_Entries taken from a collection_.
━━━━━━

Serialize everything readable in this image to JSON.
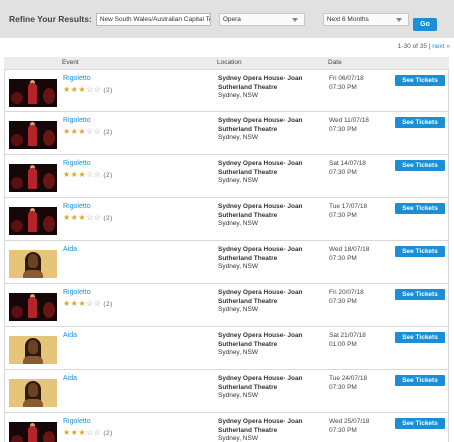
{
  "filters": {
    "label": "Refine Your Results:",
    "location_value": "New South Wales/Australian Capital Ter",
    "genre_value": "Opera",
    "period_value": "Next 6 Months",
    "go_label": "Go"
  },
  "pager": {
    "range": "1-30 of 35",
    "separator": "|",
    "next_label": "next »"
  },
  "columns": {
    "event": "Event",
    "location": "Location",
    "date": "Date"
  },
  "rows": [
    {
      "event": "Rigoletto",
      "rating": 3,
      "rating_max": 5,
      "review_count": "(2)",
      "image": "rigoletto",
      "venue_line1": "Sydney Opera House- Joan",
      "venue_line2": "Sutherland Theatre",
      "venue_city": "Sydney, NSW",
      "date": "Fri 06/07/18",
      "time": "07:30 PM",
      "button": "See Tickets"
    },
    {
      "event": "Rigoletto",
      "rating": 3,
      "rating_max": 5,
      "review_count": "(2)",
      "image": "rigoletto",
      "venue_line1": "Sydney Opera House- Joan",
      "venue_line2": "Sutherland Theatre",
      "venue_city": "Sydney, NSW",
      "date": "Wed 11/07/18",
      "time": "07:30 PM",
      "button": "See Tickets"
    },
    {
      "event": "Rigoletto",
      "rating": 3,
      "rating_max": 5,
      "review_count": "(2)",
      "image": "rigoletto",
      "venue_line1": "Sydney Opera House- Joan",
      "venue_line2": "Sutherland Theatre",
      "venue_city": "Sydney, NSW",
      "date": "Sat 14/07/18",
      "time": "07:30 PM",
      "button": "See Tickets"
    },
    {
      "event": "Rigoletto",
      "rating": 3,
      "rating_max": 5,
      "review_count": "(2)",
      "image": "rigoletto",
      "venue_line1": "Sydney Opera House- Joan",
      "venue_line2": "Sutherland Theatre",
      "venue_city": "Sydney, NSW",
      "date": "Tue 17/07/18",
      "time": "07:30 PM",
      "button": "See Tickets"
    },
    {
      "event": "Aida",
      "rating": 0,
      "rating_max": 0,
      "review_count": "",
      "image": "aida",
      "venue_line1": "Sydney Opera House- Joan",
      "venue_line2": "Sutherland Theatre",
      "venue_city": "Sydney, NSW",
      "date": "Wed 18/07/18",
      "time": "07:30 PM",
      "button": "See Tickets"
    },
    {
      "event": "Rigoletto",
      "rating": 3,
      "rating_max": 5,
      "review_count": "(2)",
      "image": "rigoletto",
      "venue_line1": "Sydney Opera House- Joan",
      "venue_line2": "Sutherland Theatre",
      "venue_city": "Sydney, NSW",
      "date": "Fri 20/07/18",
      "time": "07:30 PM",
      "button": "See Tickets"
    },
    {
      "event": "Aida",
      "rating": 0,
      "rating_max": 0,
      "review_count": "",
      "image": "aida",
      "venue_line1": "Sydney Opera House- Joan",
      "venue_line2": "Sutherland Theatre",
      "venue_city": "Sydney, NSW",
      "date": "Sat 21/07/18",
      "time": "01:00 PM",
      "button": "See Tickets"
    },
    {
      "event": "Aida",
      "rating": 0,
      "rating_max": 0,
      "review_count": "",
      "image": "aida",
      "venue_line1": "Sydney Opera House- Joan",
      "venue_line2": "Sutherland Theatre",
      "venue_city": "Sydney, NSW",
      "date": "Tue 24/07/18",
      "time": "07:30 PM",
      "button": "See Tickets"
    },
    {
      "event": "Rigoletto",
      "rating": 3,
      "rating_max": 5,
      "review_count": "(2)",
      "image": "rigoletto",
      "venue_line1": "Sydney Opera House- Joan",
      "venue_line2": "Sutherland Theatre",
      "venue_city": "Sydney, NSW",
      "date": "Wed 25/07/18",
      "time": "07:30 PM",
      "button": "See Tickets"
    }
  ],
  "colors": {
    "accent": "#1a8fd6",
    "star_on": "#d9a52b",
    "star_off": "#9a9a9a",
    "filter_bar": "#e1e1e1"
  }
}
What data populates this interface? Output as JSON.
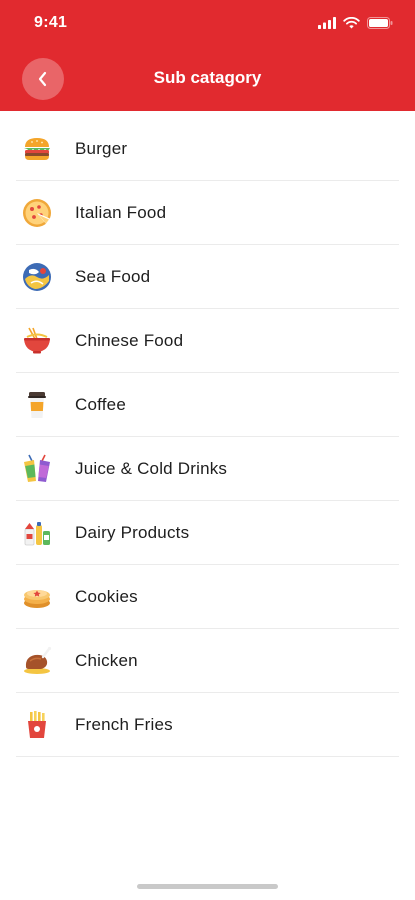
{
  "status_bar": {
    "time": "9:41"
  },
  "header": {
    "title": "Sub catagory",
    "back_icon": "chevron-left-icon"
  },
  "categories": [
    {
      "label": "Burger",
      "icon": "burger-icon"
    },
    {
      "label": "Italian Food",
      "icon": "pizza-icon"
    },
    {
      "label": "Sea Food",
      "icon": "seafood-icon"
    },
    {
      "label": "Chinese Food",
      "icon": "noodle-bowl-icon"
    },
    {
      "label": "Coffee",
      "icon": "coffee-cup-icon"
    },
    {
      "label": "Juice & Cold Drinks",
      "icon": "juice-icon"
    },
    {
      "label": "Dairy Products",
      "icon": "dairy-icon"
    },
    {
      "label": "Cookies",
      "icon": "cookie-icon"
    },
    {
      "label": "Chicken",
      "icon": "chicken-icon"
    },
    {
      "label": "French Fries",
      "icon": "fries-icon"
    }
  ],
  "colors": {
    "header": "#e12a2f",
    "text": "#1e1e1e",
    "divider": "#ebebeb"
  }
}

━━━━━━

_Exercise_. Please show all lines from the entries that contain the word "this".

_Exercise result_.
Serialize everything readable in this image to JSON.
What data populates this interface? Output as JSON.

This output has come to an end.